Different nations each have their own "bygone eras," or times that have gained mystique and romance over the years as the reality of their troubles fades into history. Yōjirō Takita's 2003 When the Last Sword Is Drawn focuses on such a time in Japanese history; the fall of the Tokugawa shogunate in the late 1860s.
Two men, Saitō Hajime (who was a real person) and Yoshimura Kanichiro, enter service in the Shinsengumi special police squad organized to protect some Tokugawa retainers in Kyoto. Hajime is a brutal, dour killer who fights in the hope of dying in battle, while Kanichiro is a strange man who seems much more interested in money than in fighting or honor, even though he proves himself an excellent swordsman. Through a series of flashbacks from the aged Hajime, we see how the two men became part of the Shinsengumi and fought on what turned out to be the losing side of a civil war over ultimate power between the Emperor and the Shōgun. Along the way, the circumstances that pushed Kanichiro into the Shinsengumi and away from his family become clearer, as Hajime converses with a young doctor. The erosion of the shogunate's power also shows clearly, as the emperor's forces take full advantage of modern weapons the samurai only dabble with.
Sword romanticizes the samurai of Japan's feudal era and partially overlooks the economic devastation that system and isolation was bringing on the country. Kanichiro himself is trapped by poverty, even though as a samurai he is a part of the noble elite of the nation's fighters, and that figures into the story. But since we are focused on him, we don't see much of the larger forces at work. It's a minor quibble, because Kiichi Nakai's performance as Kanichiro and Takita's direction create a wonderful picture of a man who believes that honor matters more the rarer it becomes and devotion to family may require the hardest of choices. Both won 2004 Japan Academy Prizes for their work (as did Kōichi Satō, who plays Hajime), the equivalent of an American Oscar. Even though its view is colored by nostalgia, it offers a good reminder that not everything lost to time should be forgotten.

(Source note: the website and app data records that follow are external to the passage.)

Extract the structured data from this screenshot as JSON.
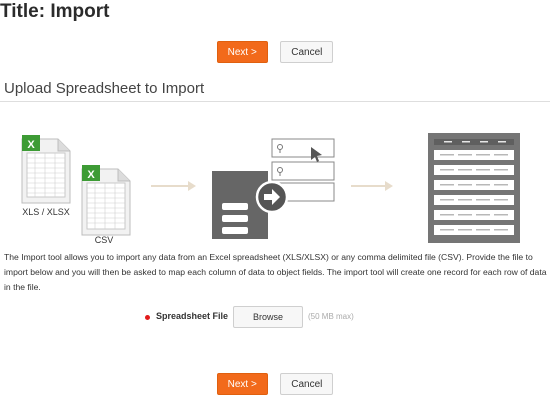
{
  "page": {
    "title": "Title: Import"
  },
  "buttons_top": {
    "next": "Next >",
    "cancel": "Cancel"
  },
  "section": {
    "title": "Upload Spreadsheet to Import"
  },
  "illustration": {
    "excel_caption": "XLS / XLSX",
    "csv_caption": "CSV",
    "excel_badge": "X",
    "csv_badge": "X",
    "arrow_icon": "arrow-right-icon",
    "cursor_icon": "cursor-icon"
  },
  "description": "The Import tool allows you to import any data from an Excel spreadsheet (XLS/XLSX) or any comma delimited file (CSV). Provide the file to import below and you will then be asked to map each column of data to object fields. The import tool will create one record for each row of data in the file.",
  "file_field": {
    "label": "Spreadsheet File",
    "browse": "Browse",
    "hint": "(50 MB max)",
    "required": true
  },
  "buttons_bottom": {
    "next": "Next >",
    "cancel": "Cancel"
  },
  "colors": {
    "primary": "#f26a1b",
    "required": "#e21b1b",
    "excel_green": "#3d9b35",
    "illustration_gray": "#666666"
  }
}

But on Good Friday, when he wants to meet with his U.S. bankrollers, things start to go wrong. A trusted courier is killed, and a car explosion almost takes his mother's life. Harold has to find out who is behind the attacks on him in time to keep his investors from bailing out, and so he resorts to the kind of violence and intimidation that put him on top of the underworld. Allies, both official and quietly bribed, will help him, as will his canny mistress Victoria (Helen Mirren). But his enemies may be closer than he thinks, and they may operate at a level of violence he didn't foresee.
Hoskins is amazing as Shand, basically a thug with money and nice clothes. He cloaks his schemes in corporate-speak, but sheds that veneer as soon as necessary to achieve his goals. All the same, he shows himself unready to handle a modern threat and an enemy who neither intimidates nor forgets. Mirren, complete with '70s Farrah-Fawcett flip, helps make Victoria far more than an ordinary moll, proving at several points she has just a keen of a grasp on the overall strategy as does Shand. The Long Good Friday was Hoskins' breakout role and brought him to the attention of directors in the states as well. It was also one of the first lead roles onscreen for Mirren, who had built an impressive body of work on stage.
Face-watchers might note brief appearances of several folks who will look very familiar, such as Pierce Brosnan in an un-named role and Paul Freeman as one of Shand's men, Colin, a year or so before his René Belloq would be outwitted by Indiana Jones in the hunt for the Ark of the Covenant.
Friday is a brutal and sometimes funny crime drama, a look at a man who fails to realize that if the only law you respect is the law of force, you will always be in danger from those who have more than you do.